__SUPPLIED DATA__
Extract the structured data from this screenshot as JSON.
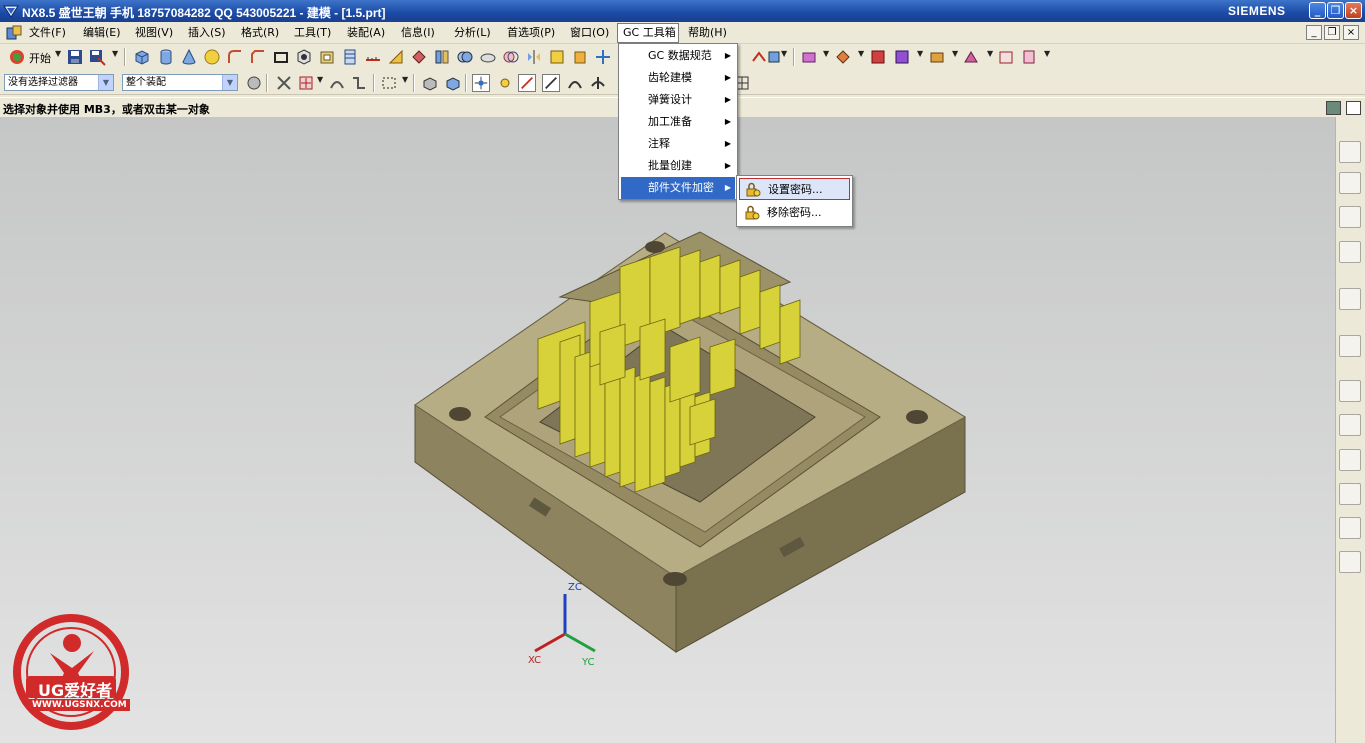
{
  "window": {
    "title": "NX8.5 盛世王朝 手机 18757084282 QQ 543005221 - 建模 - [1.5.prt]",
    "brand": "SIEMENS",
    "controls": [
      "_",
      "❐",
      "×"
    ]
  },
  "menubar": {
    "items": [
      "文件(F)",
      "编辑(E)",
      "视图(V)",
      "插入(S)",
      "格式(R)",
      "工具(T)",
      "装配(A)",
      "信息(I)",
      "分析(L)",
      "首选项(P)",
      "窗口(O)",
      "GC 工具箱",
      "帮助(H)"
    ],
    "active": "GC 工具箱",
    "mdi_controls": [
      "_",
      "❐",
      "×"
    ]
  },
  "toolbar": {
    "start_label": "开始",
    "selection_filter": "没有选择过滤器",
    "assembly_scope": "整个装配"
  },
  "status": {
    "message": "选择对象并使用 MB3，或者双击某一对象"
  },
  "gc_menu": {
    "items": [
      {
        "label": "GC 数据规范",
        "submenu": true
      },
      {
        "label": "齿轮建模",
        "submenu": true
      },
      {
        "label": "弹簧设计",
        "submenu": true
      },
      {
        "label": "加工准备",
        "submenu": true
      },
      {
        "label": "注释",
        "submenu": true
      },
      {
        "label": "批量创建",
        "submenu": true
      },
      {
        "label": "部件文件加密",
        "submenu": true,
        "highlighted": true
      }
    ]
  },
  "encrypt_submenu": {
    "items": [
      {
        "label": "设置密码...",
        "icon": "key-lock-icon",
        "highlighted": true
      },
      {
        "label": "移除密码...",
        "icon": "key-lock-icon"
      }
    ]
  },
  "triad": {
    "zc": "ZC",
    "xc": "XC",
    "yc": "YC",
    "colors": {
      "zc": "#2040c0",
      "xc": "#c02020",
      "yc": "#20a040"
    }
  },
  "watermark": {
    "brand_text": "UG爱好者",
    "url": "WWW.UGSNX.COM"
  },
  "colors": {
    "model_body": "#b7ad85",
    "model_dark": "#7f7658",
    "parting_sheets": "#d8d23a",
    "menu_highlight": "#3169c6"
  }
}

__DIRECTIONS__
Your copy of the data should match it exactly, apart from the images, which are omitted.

__WRITTEN SOLUTION__
Extract the structured data from this screenshot as JSON.
{
  "window": {
    "title": "NX8.5 盛世王朝 手机 18757084282 QQ 543005221 - 建模 - [1.5.prt]",
    "brand": "SIEMENS",
    "controls": [
      "_",
      "❐",
      "×"
    ]
  },
  "menubar": {
    "items": [
      "文件(F)",
      "编辑(E)",
      "视图(V)",
      "插入(S)",
      "格式(R)",
      "工具(T)",
      "装配(A)",
      "信息(I)",
      "分析(L)",
      "首选项(P)",
      "窗口(O)",
      "GC 工具箱",
      "帮助(H)"
    ],
    "active": "GC 工具箱",
    "mdi_controls": [
      "_",
      "❐",
      "×"
    ]
  },
  "toolbar": {
    "start_label": "开始",
    "selection_filter": "没有选择过滤器",
    "assembly_scope": "整个装配"
  },
  "status": {
    "message": "选择对象并使用 MB3，或者双击某一对象"
  },
  "gc_menu": {
    "items": [
      {
        "label": "GC 数据规范",
        "submenu": true
      },
      {
        "label": "齿轮建模",
        "submenu": true
      },
      {
        "label": "弹簧设计",
        "submenu": true
      },
      {
        "label": "加工准备",
        "submenu": true
      },
      {
        "label": "注释",
        "submenu": true
      },
      {
        "label": "批量创建",
        "submenu": true
      },
      {
        "label": "部件文件加密",
        "submenu": true,
        "highlighted": true
      }
    ]
  },
  "encrypt_submenu": {
    "items": [
      {
        "label": "设置密码...",
        "icon": "key-lock-icon",
        "highlighted": true
      },
      {
        "label": "移除密码...",
        "icon": "key-lock-icon"
      }
    ]
  },
  "triad": {
    "zc": "ZC",
    "xc": "XC",
    "yc": "YC",
    "colors": {
      "zc": "#2040c0",
      "xc": "#c02020",
      "yc": "#20a040"
    }
  },
  "watermark": {
    "brand_text": "UG爱好者",
    "url": "WWW.UGSNX.COM"
  },
  "colors": {
    "model_body": "#b7ad85",
    "model_dark": "#7f7658",
    "parting_sheets": "#d8d23a",
    "menu_highlight": "#3169c6"
  }
}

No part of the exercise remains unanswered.